When you copy the listing, reproduce each line as it appears and omit every image.
---
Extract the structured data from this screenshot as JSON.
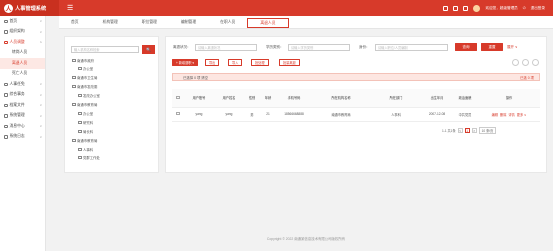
{
  "header": {
    "app_title": "人事管理系统",
    "logo_char": "人",
    "user_text": "欢迎您，超级管理员",
    "logout": "退出登录"
  },
  "sidebar": {
    "items": [
      {
        "label": "首页",
        "level": "top"
      },
      {
        "label": "组织架构",
        "level": "top"
      },
      {
        "label": "人员调整",
        "level": "parent"
      },
      {
        "label": "转岗人员",
        "level": "sub"
      },
      {
        "label": "离退人员",
        "level": "sub",
        "active": true
      },
      {
        "label": "死亡人员",
        "level": "sub"
      },
      {
        "label": "人事任免",
        "level": "top"
      },
      {
        "label": "综合事务",
        "level": "top"
      },
      {
        "label": "档案文件",
        "level": "top"
      },
      {
        "label": "系统管理",
        "level": "top"
      },
      {
        "label": "消息中心",
        "level": "top"
      },
      {
        "label": "系统日志",
        "level": "top"
      }
    ]
  },
  "tabs": [
    "首页",
    "机构管理",
    "职位管理",
    "编制管理",
    "在职人员",
    "离退人员"
  ],
  "active_tab": "离退人员",
  "tree": {
    "search_placeholder": "输入机构名称检索",
    "search_btn": "🔍",
    "nodes": [
      {
        "label": "南通市政府",
        "indent": 0
      },
      {
        "label": "办公室",
        "indent": 1
      },
      {
        "label": "南通市卫生局",
        "indent": 0
      },
      {
        "label": "南通市发改委",
        "indent": 0
      },
      {
        "label": "发改办公室",
        "indent": 1
      },
      {
        "label": "南通市教育局",
        "indent": 0
      },
      {
        "label": "办公室",
        "indent": 1
      },
      {
        "label": "研究科",
        "indent": 1
      },
      {
        "label": "局长科",
        "indent": 1
      },
      {
        "label": "南通市教育局",
        "indent": 0
      },
      {
        "label": "人事科",
        "indent": 1
      },
      {
        "label": "党群工作处",
        "indent": 1
      }
    ]
  },
  "filters": {
    "name_label": "离退状况：",
    "name_placeholder": "请输入离退状况",
    "edu_label": "学历类别：",
    "edu_placeholder": "请输入学历类别",
    "id_label": "身份：",
    "id_placeholder": "请输入职位/人员编制",
    "search_btn": "查询",
    "reset_btn": "重置",
    "expand": "展开 ∨"
  },
  "toolbar": {
    "add": "+ 新增退职 ▾",
    "export": "导出",
    "import": "导入",
    "batch1": "批处理",
    "batch2": "批量离退"
  },
  "alert": {
    "text": "已选择 0 项   清空",
    "right": "已选 0 项"
  },
  "table": {
    "headers": [
      "",
      "用户账号",
      "用户姓名",
      "性别",
      "年龄",
      "手机号码",
      "所在机构名称",
      "所在部门",
      "出生年月",
      "政治面貌",
      "操作"
    ],
    "rows": [
      {
        "account": "yang",
        "name": "yang",
        "gender": "男",
        "age": "21",
        "phone": "18566668888",
        "org": "南通市教育局",
        "dept": "人事科",
        "birth": "2007-12-08",
        "political": "中共党员",
        "ops": [
          "编辑",
          "删除",
          "详情",
          "更多 ∨"
        ]
      }
    ],
    "ops_header": "操作"
  },
  "pager": {
    "total": "1-1 共1条",
    "prev": "<",
    "page": "1",
    "next": ">",
    "size": "10 条/页"
  },
  "footer": "Copyright © 2022 南通某信息技术有限公司版权所有"
}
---
(Output below)
Extract the structured data from this screenshot as JSON.
{
  "header": {
    "app_title": "人事管理系统",
    "logo_char": "人",
    "user_text": "欢迎您，超级管理员",
    "logout": "退出登录"
  },
  "sidebar": {
    "items": [
      {
        "label": "首页",
        "level": "top"
      },
      {
        "label": "组织架构",
        "level": "top"
      },
      {
        "label": "人员调整",
        "level": "parent"
      },
      {
        "label": "转岗人员",
        "level": "sub"
      },
      {
        "label": "离退人员",
        "level": "sub",
        "active": true
      },
      {
        "label": "死亡人员",
        "level": "sub"
      },
      {
        "label": "人事任免",
        "level": "top"
      },
      {
        "label": "综合事务",
        "level": "top"
      },
      {
        "label": "档案文件",
        "level": "top"
      },
      {
        "label": "系统管理",
        "level": "top"
      },
      {
        "label": "消息中心",
        "level": "top"
      },
      {
        "label": "系统日志",
        "level": "top"
      }
    ]
  },
  "tabs": [
    "首页",
    "机构管理",
    "职位管理",
    "编制管理",
    "在职人员",
    "离退人员"
  ],
  "active_tab": "离退人员",
  "tree": {
    "search_placeholder": "输入机构名称检索",
    "search_btn": "🔍",
    "nodes": [
      {
        "label": "南通市政府",
        "indent": 0
      },
      {
        "label": "办公室",
        "indent": 1
      },
      {
        "label": "南通市卫生局",
        "indent": 0
      },
      {
        "label": "南通市发改委",
        "indent": 0
      },
      {
        "label": "发改办公室",
        "indent": 1
      },
      {
        "label": "南通市教育局",
        "indent": 0
      },
      {
        "label": "办公室",
        "indent": 1
      },
      {
        "label": "研究科",
        "indent": 1
      },
      {
        "label": "局长科",
        "indent": 1
      },
      {
        "label": "南通市教育局",
        "indent": 0
      },
      {
        "label": "人事科",
        "indent": 1
      },
      {
        "label": "党群工作处",
        "indent": 1
      }
    ]
  },
  "filters": {
    "name_label": "离退状况：",
    "name_placeholder": "请输入离退状况",
    "edu_label": "学历类别：",
    "edu_placeholder": "请输入学历类别",
    "id_label": "身份：",
    "id_placeholder": "请输入职位/人员编制",
    "search_btn": "查询",
    "reset_btn": "重置",
    "expand": "展开 ∨"
  },
  "toolbar": {
    "add": "+ 新增退职 ▾",
    "export": "导出",
    "import": "导入",
    "batch1": "批处理",
    "batch2": "批量离退"
  },
  "alert": {
    "text": "已选择 0 项   清空",
    "right": "已选 0 项"
  },
  "table": {
    "headers": [
      "",
      "用户账号",
      "用户姓名",
      "性别",
      "年龄",
      "手机号码",
      "所在机构名称",
      "所在部门",
      "出生年月",
      "政治面貌",
      "操作"
    ],
    "rows": [
      {
        "account": "yang",
        "name": "yang",
        "gender": "男",
        "age": "21",
        "phone": "18566668888",
        "org": "南通市教育局",
        "dept": "人事科",
        "birth": "2007-12-08",
        "political": "中共党员",
        "ops": [
          "编辑",
          "删除",
          "详情",
          "更多 ∨"
        ]
      }
    ],
    "ops_header": "操作"
  },
  "pager": {
    "total": "1-1 共1条",
    "prev": "<",
    "page": "1",
    "next": ">",
    "size": "10 条/页"
  },
  "footer": "Copyright © 2022 南通某信息技术有限公司版权所有"
}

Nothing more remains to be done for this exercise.